The phenomenon of the placebo effect seems to have been increasing over the past 25 years or so, so much so that it is matching any positive results for the painkillers being tested.
The placebo effect has also been found to be as powerful as antidepressants and antipsychotics in earlier studies.
In the new analysis, researchers at McGill University in Montreal looked at the results from 84 trials into powerful painkillers between 1990 and 2013. Over that time, the increase in the placebo has increased to the point where it has the same pain-killing effects as the drugs themselves.
People given the placebo have reported a 30 per cent decrease in pain from nerve damage, which is the same as that achieved in those taking the painkiller.
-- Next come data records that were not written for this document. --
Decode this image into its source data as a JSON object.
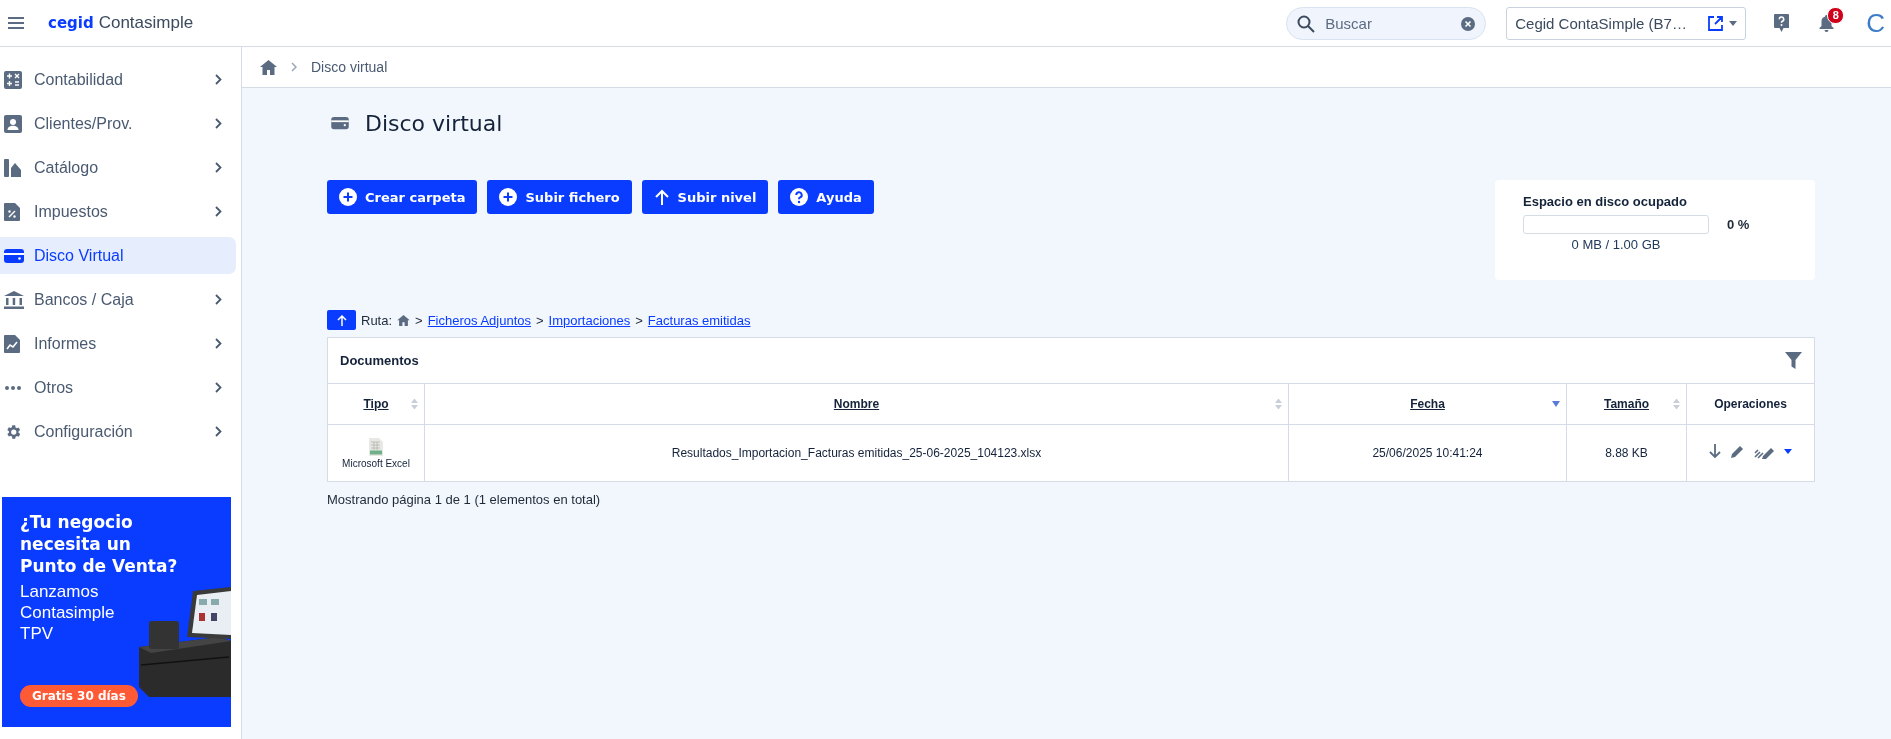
{
  "header": {
    "logo_brand": "cegid",
    "logo_product": "Contasimple",
    "search": {
      "placeholder": "Buscar"
    },
    "company": "Cegid ContaSimple (B7…",
    "notifications": "8",
    "user_initial": "C"
  },
  "sidebar": {
    "items": [
      {
        "label": "Contabilidad",
        "selected": false,
        "has_submenu": true
      },
      {
        "label": "Clientes/Prov.",
        "selected": false,
        "has_submenu": true
      },
      {
        "label": "Catálogo",
        "selected": false,
        "has_submenu": true
      },
      {
        "label": "Impuestos",
        "selected": false,
        "has_submenu": true
      },
      {
        "label": "Disco Virtual",
        "selected": true,
        "has_submenu": false
      },
      {
        "label": "Bancos / Caja",
        "selected": false,
        "has_submenu": true
      },
      {
        "label": "Informes",
        "selected": false,
        "has_submenu": true
      },
      {
        "label": "Otros",
        "selected": false,
        "has_submenu": true
      },
      {
        "label": "Configuración",
        "selected": false,
        "has_submenu": true
      }
    ],
    "promo": {
      "headline": "¿Tu negocio necesita un Punto de Venta?",
      "text": "Lanzamos Contasimple TPV",
      "button": "Gratis 30 días"
    }
  },
  "breadcrumb": {
    "current": "Disco virtual"
  },
  "page": {
    "title": "Disco virtual",
    "actions": [
      {
        "label": "Crear carpeta"
      },
      {
        "label": "Subir fichero"
      },
      {
        "label": "Subir nivel"
      },
      {
        "label": "Ayuda"
      }
    ],
    "disk_usage": {
      "title": "Espacio en disco ocupado",
      "level": 0,
      "percent": "0 %",
      "reading": "0 MB / 1.00 GB"
    },
    "path": {
      "label": "Ruta:",
      "parts": [
        {
          "kind": "home"
        },
        {
          "kind": "sep",
          "text": ">"
        },
        {
          "kind": "link",
          "text": "Ficheros Adjuntos"
        },
        {
          "kind": "sep",
          "text": ">"
        },
        {
          "kind": "link",
          "text": "Importaciones"
        },
        {
          "kind": "sep",
          "text": ">"
        },
        {
          "kind": "link",
          "text": "Facturas emitidas"
        }
      ]
    },
    "table": {
      "title": "Documentos",
      "columns": [
        {
          "label": "Tipo",
          "sortable": true,
          "sorted_descending": false
        },
        {
          "label": "Nombre",
          "sortable": true,
          "sorted_descending": false
        },
        {
          "label": "Fecha",
          "sortable": true,
          "sorted_descending": true
        },
        {
          "label": "Tamaño",
          "sortable": true,
          "sorted_descending": false
        },
        {
          "label": "Operaciones",
          "sortable": false
        }
      ],
      "rows": [
        {
          "type": "Microsoft Excel",
          "name": "Resultados_Importacion_Facturas emitidas_25-06-2025_104123.xlsx",
          "date": "25/06/2025 10:41:24",
          "size": "8.88 KB"
        }
      ]
    },
    "footer": "Mostrando página 1 de 1 (1 elementos en total)"
  }
}
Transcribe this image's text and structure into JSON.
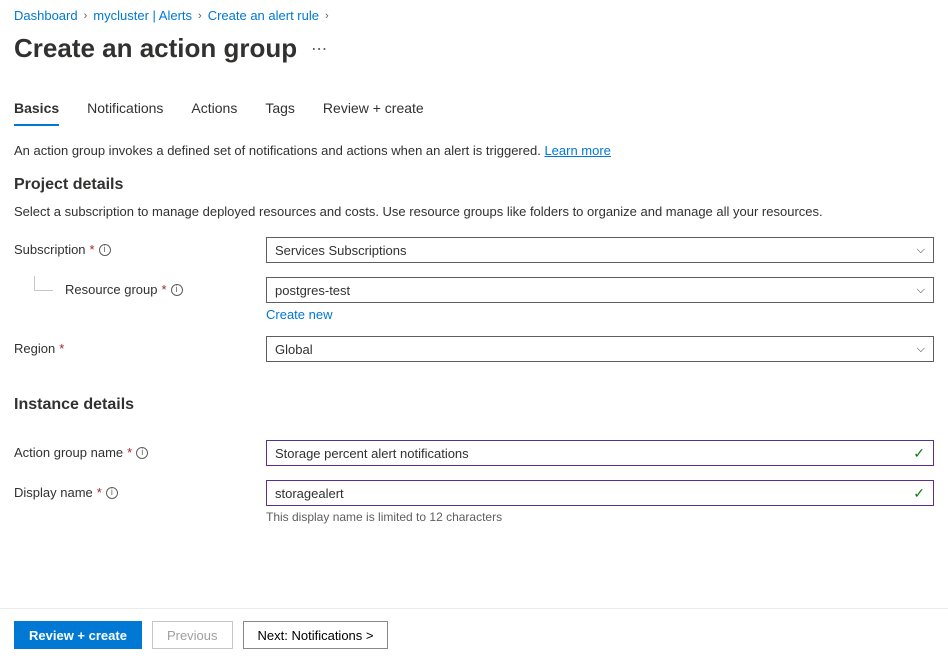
{
  "breadcrumb": {
    "items": [
      "Dashboard",
      "mycluster | Alerts",
      "Create an alert rule"
    ]
  },
  "page_title": "Create an action group",
  "tabs": [
    "Basics",
    "Notifications",
    "Actions",
    "Tags",
    "Review + create"
  ],
  "intro": {
    "text": "An action group invokes a defined set of notifications and actions when an alert is triggered. ",
    "link": "Learn more"
  },
  "project_details": {
    "heading": "Project details",
    "description": "Select a subscription to manage deployed resources and costs. Use resource groups like folders to organize and manage all your resources.",
    "subscription_label": "Subscription",
    "subscription_value": "Services Subscriptions",
    "resource_group_label": "Resource group",
    "resource_group_value": "postgres-test",
    "create_new": "Create new",
    "region_label": "Region",
    "region_value": "Global"
  },
  "instance_details": {
    "heading": "Instance details",
    "action_group_name_label": "Action group name",
    "action_group_name_value": "Storage percent alert notifications",
    "display_name_label": "Display name",
    "display_name_value": "storagealert",
    "display_name_helper": "This display name is limited to 12 characters"
  },
  "footer": {
    "review": "Review + create",
    "previous": "Previous",
    "next": "Next: Notifications >"
  }
}
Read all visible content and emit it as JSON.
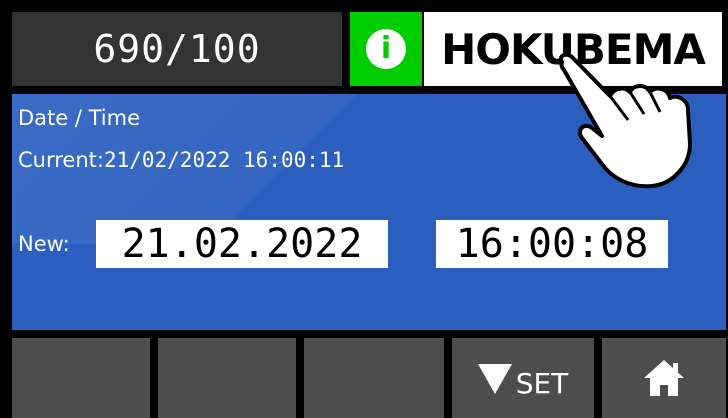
{
  "header": {
    "counter": "690/100",
    "info_icon": "info-icon",
    "logo_text": "HOKUBEMA"
  },
  "panel": {
    "title": "Date / Time",
    "current_label": "Current:",
    "current_value": "21/02/2022 16:00:11",
    "new_label": "New:",
    "new_date": "21.02.2022",
    "new_time": "16:00:08"
  },
  "buttons": {
    "set_label": "SET",
    "set_icon": "triangle-down-icon",
    "home_icon": "home-icon"
  },
  "colors": {
    "background": "#000000",
    "header_counter": "#333333",
    "info_green": "#00cc00",
    "panel_blue": "#2a5fbf",
    "button_gray": "#4d4d4d"
  }
}
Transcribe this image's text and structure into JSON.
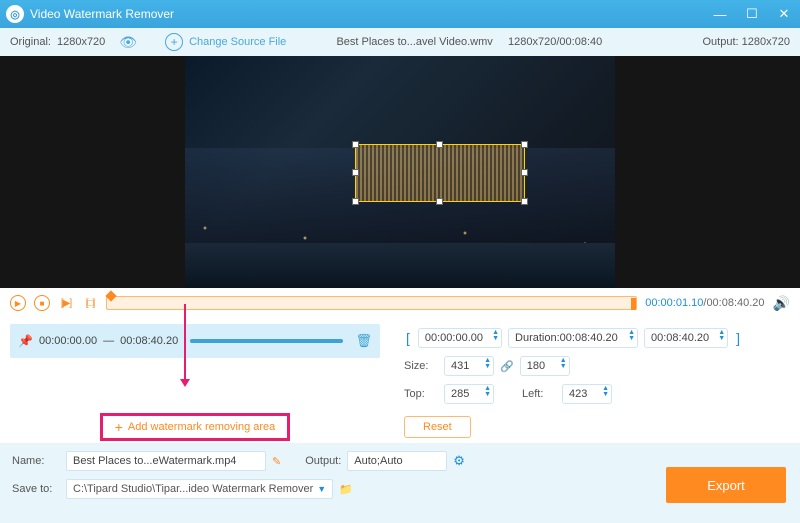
{
  "titlebar": {
    "title": "Video Watermark Remover"
  },
  "toolbar": {
    "original_label": "Original:",
    "original_res": "1280x720",
    "change_source": "Change Source File",
    "filename": "Best Places to...avel Video.wmv",
    "file_res_time": "1280x720/00:08:40",
    "output_label": "Output:",
    "output_res": "1280x720"
  },
  "playbar": {
    "current": "00:00:01.10",
    "duration": "00:08:40.20"
  },
  "segment": {
    "start": "00:00:00.00",
    "sep": "—",
    "end": "00:08:40.20"
  },
  "controls": {
    "time_start": "00:00:00.00",
    "dur_label": "Duration:",
    "dur_value": "00:08:40.20",
    "time_end": "00:08:40.20",
    "size_label": "Size:",
    "width": "431",
    "height": "180",
    "top_label": "Top:",
    "top": "285",
    "left_label": "Left:",
    "left": "423",
    "reset": "Reset"
  },
  "add_area": "Add watermark removing area",
  "bottom": {
    "name_label": "Name:",
    "name_value": "Best Places to...eWatermark.mp4",
    "output_label": "Output:",
    "output_value": "Auto;Auto",
    "saveto_label": "Save to:",
    "saveto_value": "C:\\Tipard Studio\\Tipar...ideo Watermark Remover",
    "export": "Export"
  }
}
Strangely, the increase in the placebo response has been rising over the years, and seems to be centred on the US. Similar studies carried out in Europe or Asia haven't reported similar rises in the placebo effects. The placebo response also appears to be greater in the bigger, and longer-running, trials.
As a result, drug companies are finding it very difficult to demonstrate their painkillers are effective, say the researchers.
(Source: Pain, 2015; 1: doi: 10.1097/j.pain.0000000000000333)